Stored entries
_ _ _

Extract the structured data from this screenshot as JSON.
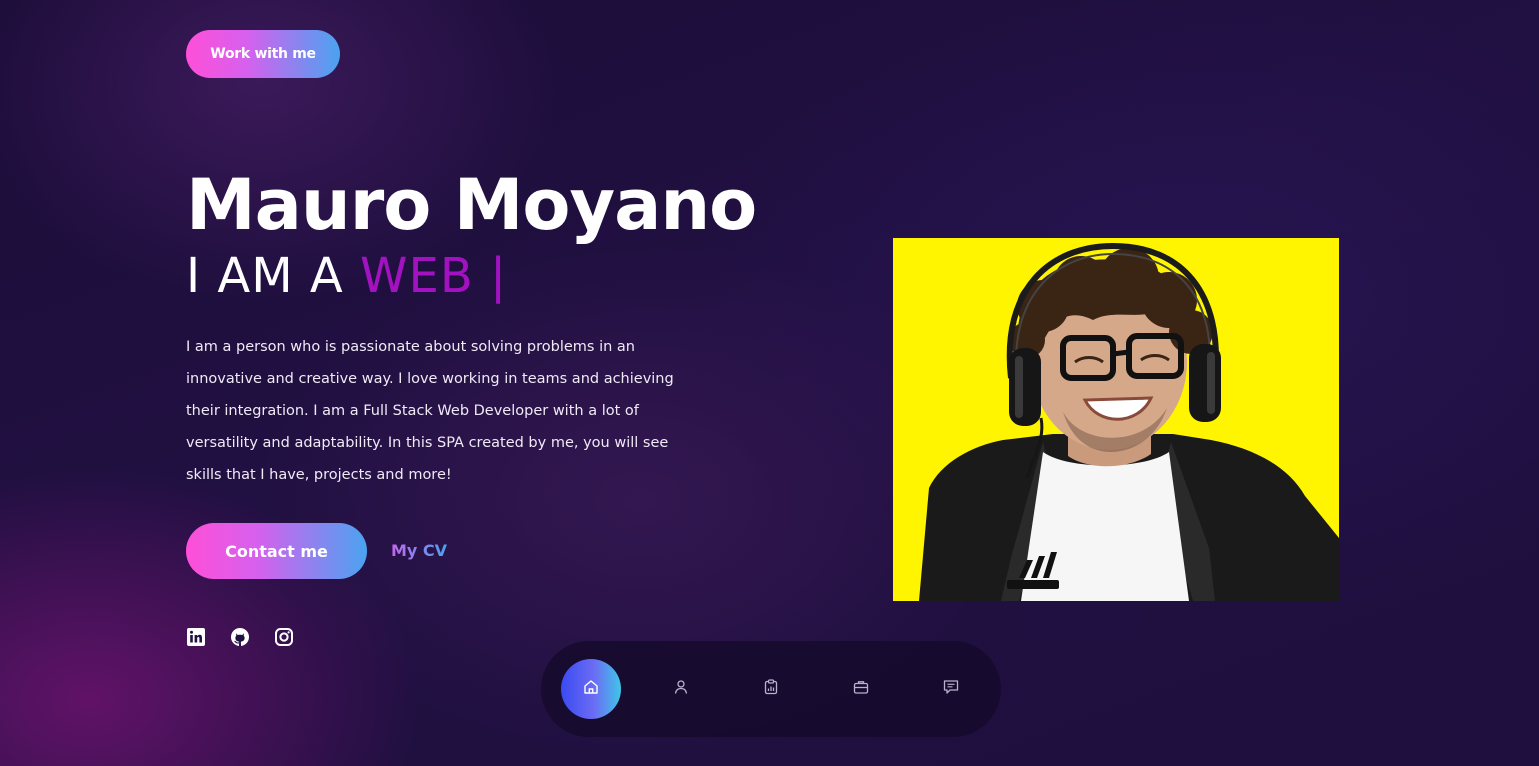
{
  "header": {
    "work_button_label": "Work with me"
  },
  "hero": {
    "name": "Mauro Moyano",
    "role_prefix": "I AM A",
    "role_word": "WEB",
    "cursor": "|",
    "bio": "I am a person who is passionate about solving problems in an innovative and creative way. I love working in teams and achieving their integration. I am a Full Stack Web Developer with a lot of versatility and adaptability. In this SPA created by me, you will see skills that I have, projects and more!",
    "contact_button_label": "Contact me",
    "cv_link_label": "My CV"
  },
  "social": [
    {
      "icon": "linkedin-icon"
    },
    {
      "icon": "github-icon"
    },
    {
      "icon": "instagram-icon"
    }
  ],
  "nav": {
    "items": [
      {
        "icon": "home-icon",
        "active": true
      },
      {
        "icon": "user-icon",
        "active": false
      },
      {
        "icon": "clipboard-chart-icon",
        "active": false
      },
      {
        "icon": "briefcase-icon",
        "active": false
      },
      {
        "icon": "message-icon",
        "active": false
      }
    ]
  },
  "colors": {
    "accent_pink": "#ff4fd8",
    "accent_blue": "#4aa3f0",
    "role_word": "#a312c0",
    "photo_background": "#fff500",
    "page_background": "#1e0f3e"
  }
}
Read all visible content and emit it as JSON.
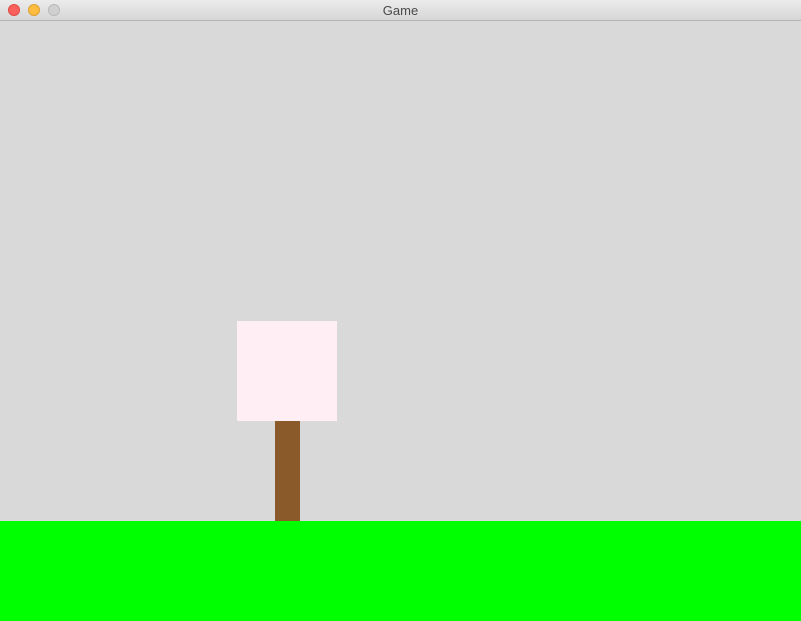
{
  "window": {
    "title": "Game",
    "controls": {
      "close_icon": "close-circle",
      "minimize_icon": "minimize-circle",
      "zoom_icon": "zoom-circle"
    }
  },
  "scene": {
    "background_color": "#d9d9d9",
    "ground_color": "#00ff00",
    "tree": {
      "trunk_color": "#8b5a2b",
      "canopy_color": "#ffeef3"
    }
  }
}
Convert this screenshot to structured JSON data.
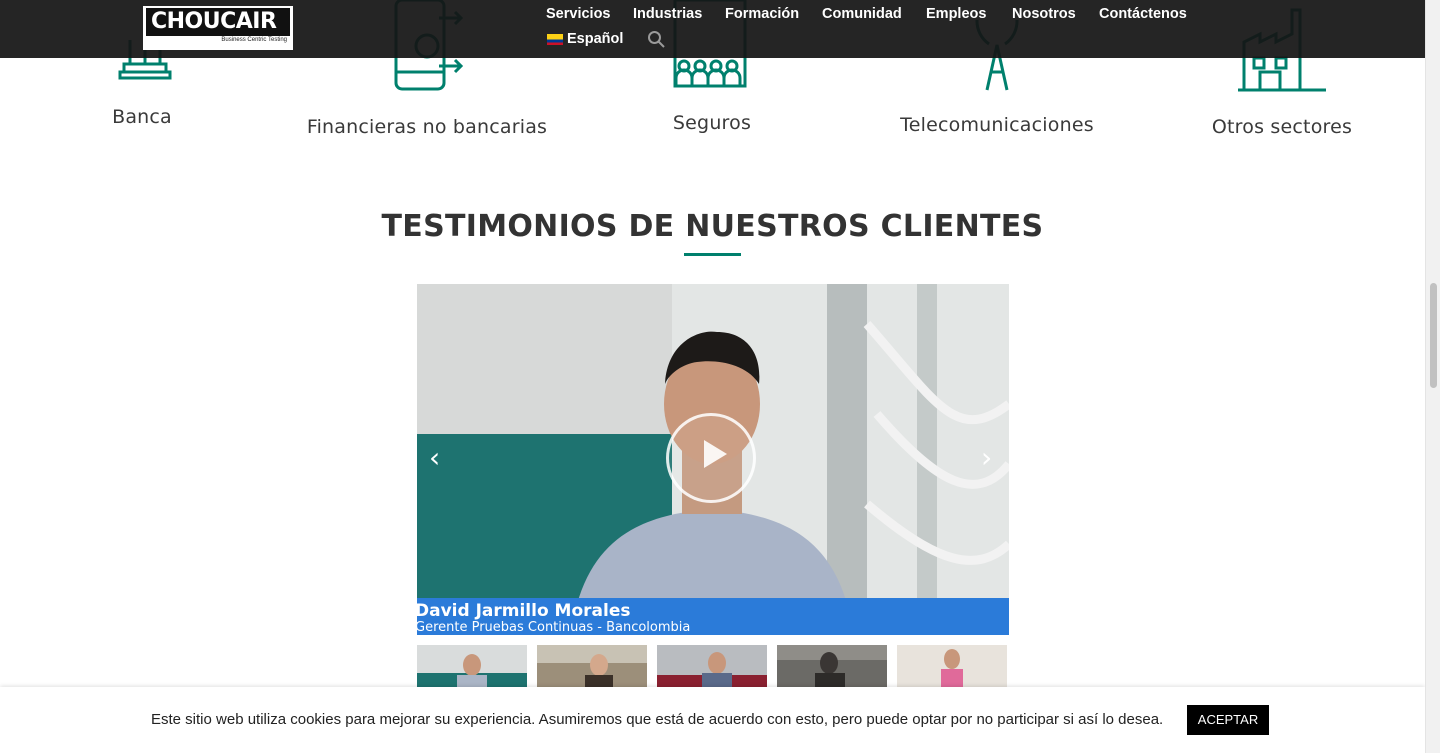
{
  "brand": {
    "name": "CHOUCAIR",
    "tagline": "Business Centric Testing",
    "accent": "#00806d"
  },
  "nav": {
    "items": [
      "Servicios",
      "Industrias",
      "Formación",
      "Comunidad",
      "Empleos",
      "Nosotros",
      "Contáctenos"
    ],
    "language": "Español",
    "search_icon": "search-icon"
  },
  "industries": [
    {
      "label": "Banca",
      "icon": "bank-icon"
    },
    {
      "label": "Financieras no bancarias",
      "icon": "phone-money-icon"
    },
    {
      "label": "Seguros",
      "icon": "building-people-icon"
    },
    {
      "label": "Telecomunicaciones",
      "icon": "antenna-icon"
    },
    {
      "label": "Otros sectores",
      "icon": "factory-icon"
    }
  ],
  "testimonials": {
    "title": "TESTIMONIOS DE NUESTROS CLIENTES",
    "video": {
      "name": "David Jarmillo Morales",
      "role": "Gerente Pruebas Continuas - Bancolombia"
    },
    "prev_icon": "chevron-left-icon",
    "next_icon": "chevron-right-icon",
    "play_icon": "play-icon"
  },
  "cookie": {
    "text": "Este sitio web utiliza cookies para mejorar su experiencia. Asumiremos que está de acuerdo con esto, pero puede optar por no participar si así lo desea.",
    "accept_label": "ACEPTAR"
  }
}
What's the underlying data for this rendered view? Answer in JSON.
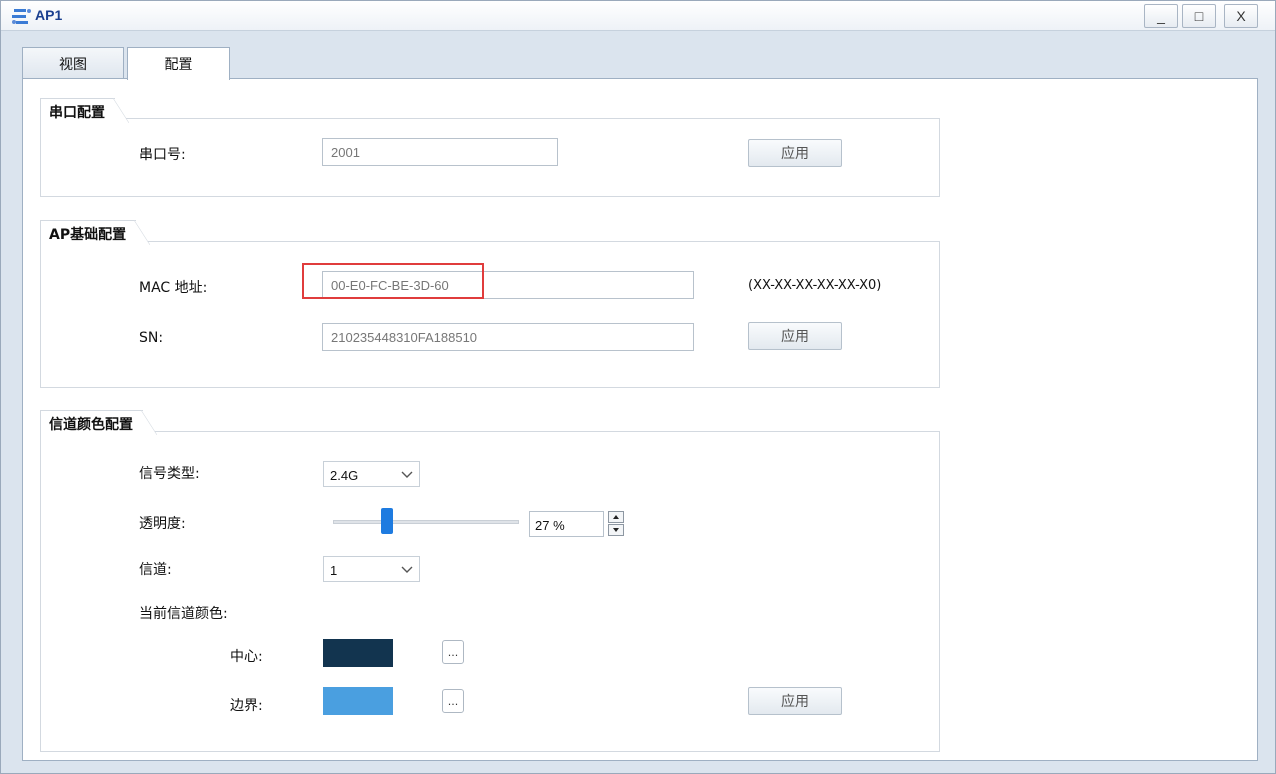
{
  "window": {
    "title": "AP1",
    "controls": {
      "minimize": "_",
      "maximize": "□",
      "close": "X"
    }
  },
  "tabs": [
    {
      "label": "视图",
      "active": false
    },
    {
      "label": "配置",
      "active": true
    }
  ],
  "serial": {
    "group_title": "串口配置",
    "port_label": "串口号:",
    "port_value": "2001",
    "apply": "应用"
  },
  "ap_basic": {
    "group_title": "AP基础配置",
    "mac_label": "MAC 地址:",
    "mac_value": "00-E0-FC-BE-3D-60",
    "mac_hint": "(XX-XX-XX-XX-XX-X0)",
    "sn_label": "SN:",
    "sn_value": "210235448310FA188510",
    "apply": "应用"
  },
  "channel_color": {
    "group_title": "信道颜色配置",
    "signal_label": "信号类型:",
    "signal_value": "2.4G",
    "opacity_label": "透明度:",
    "opacity_value": "27 %",
    "opacity_fraction": 0.27,
    "channel_label": "信道:",
    "channel_value": "1",
    "current_color_label": "当前信道颜色:",
    "center_label": "中心:",
    "center_color": "#12344f",
    "border_label": "边界:",
    "border_color": "#4a9fe0",
    "ellipsis": "...",
    "apply": "应用"
  },
  "colors": {
    "highlight": "#e03c3c",
    "slider_thumb": "#1e7be0"
  }
}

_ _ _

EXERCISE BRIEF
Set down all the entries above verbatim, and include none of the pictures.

YOUR SOLUTION
Extract the structured data from this screenshot as JSON.
{
  "header": {
    "work_button_label": "Work with me"
  },
  "hero": {
    "name": "Mauro Moyano",
    "role_prefix": "I AM A",
    "role_word": "WEB",
    "cursor": "|",
    "bio": "I am a person who is passionate about solving problems in an innovative and creative way. I love working in teams and achieving their integration. I am a Full Stack Web Developer with a lot of versatility and adaptability. In this SPA created by me, you will see skills that I have, projects and more!",
    "contact_button_label": "Contact me",
    "cv_link_label": "My CV"
  },
  "social": [
    {
      "icon": "linkedin-icon"
    },
    {
      "icon": "github-icon"
    },
    {
      "icon": "instagram-icon"
    }
  ],
  "nav": {
    "items": [
      {
        "icon": "home-icon",
        "active": true
      },
      {
        "icon": "user-icon",
        "active": false
      },
      {
        "icon": "clipboard-chart-icon",
        "active": false
      },
      {
        "icon": "briefcase-icon",
        "active": false
      },
      {
        "icon": "message-icon",
        "active": false
      }
    ]
  },
  "colors": {
    "accent_pink": "#ff4fd8",
    "accent_blue": "#4aa3f0",
    "role_word": "#a312c0",
    "photo_background": "#fff500",
    "page_background": "#1e0f3e"
  }
}
Read all visible content and emit it as JSON.
{
  "window": {
    "title": "Game",
    "controls": {
      "close_icon": "close-circle",
      "minimize_icon": "minimize-circle",
      "zoom_icon": "zoom-circle"
    }
  },
  "scene": {
    "background_color": "#d9d9d9",
    "ground_color": "#00ff00",
    "tree": {
      "trunk_color": "#8b5a2b",
      "canopy_color": "#ffeef3"
    }
  }
}
Convert this screenshot to structured JSON data.
{
  "brand": {
    "name": "CHOUCAIR",
    "tagline": "Business Centric Testing",
    "accent": "#00806d"
  },
  "nav": {
    "items": [
      "Servicios",
      "Industrias",
      "Formación",
      "Comunidad",
      "Empleos",
      "Nosotros",
      "Contáctenos"
    ],
    "language": "Español",
    "search_icon": "search-icon"
  },
  "industries": [
    {
      "label": "Banca",
      "icon": "bank-icon"
    },
    {
      "label": "Financieras no bancarias",
      "icon": "phone-money-icon"
    },
    {
      "label": "Seguros",
      "icon": "building-people-icon"
    },
    {
      "label": "Telecomunicaciones",
      "icon": "antenna-icon"
    },
    {
      "label": "Otros sectores",
      "icon": "factory-icon"
    }
  ],
  "testimonials": {
    "title": "TESTIMONIOS DE NUESTROS CLIENTES",
    "video": {
      "name": "David Jarmillo Morales",
      "role": "Gerente Pruebas Continuas - Bancolombia"
    },
    "prev_icon": "chevron-left-icon",
    "next_icon": "chevron-right-icon",
    "play_icon": "play-icon"
  },
  "cookie": {
    "text": "Este sitio web utiliza cookies para mejorar su experiencia. Asumiremos que está de acuerdo con esto, pero puede optar por no participar si así lo desea.",
    "accept_label": "ACEPTAR"
  }
}
What's the underlying data for this rendered view? Answer in JSON.
{
  "window": {
    "title": "AP1",
    "controls": {
      "minimize": "_",
      "maximize": "□",
      "close": "X"
    }
  },
  "tabs": [
    {
      "label": "视图",
      "active": false
    },
    {
      "label": "配置",
      "active": true
    }
  ],
  "serial": {
    "group_title": "串口配置",
    "port_label": "串口号:",
    "port_value": "2001",
    "apply": "应用"
  },
  "ap_basic": {
    "group_title": "AP基础配置",
    "mac_label": "MAC 地址:",
    "mac_value": "00-E0-FC-BE-3D-60",
    "mac_hint": "(XX-XX-XX-XX-XX-X0)",
    "sn_label": "SN:",
    "sn_value": "210235448310FA188510",
    "apply": "应用"
  },
  "channel_color": {
    "group_title": "信道颜色配置",
    "signal_label": "信号类型:",
    "signal_value": "2.4G",
    "opacity_label": "透明度:",
    "opacity_value": "27 %",
    "opacity_fraction": 0.27,
    "channel_label": "信道:",
    "channel_value": "1",
    "current_color_label": "当前信道颜色:",
    "center_label": "中心:",
    "center_color": "#12344f",
    "border_label": "边界:",
    "border_color": "#4a9fe0",
    "ellipsis": "...",
    "apply": "应用"
  },
  "colors": {
    "highlight": "#e03c3c",
    "slider_thumb": "#1e7be0"
  }
}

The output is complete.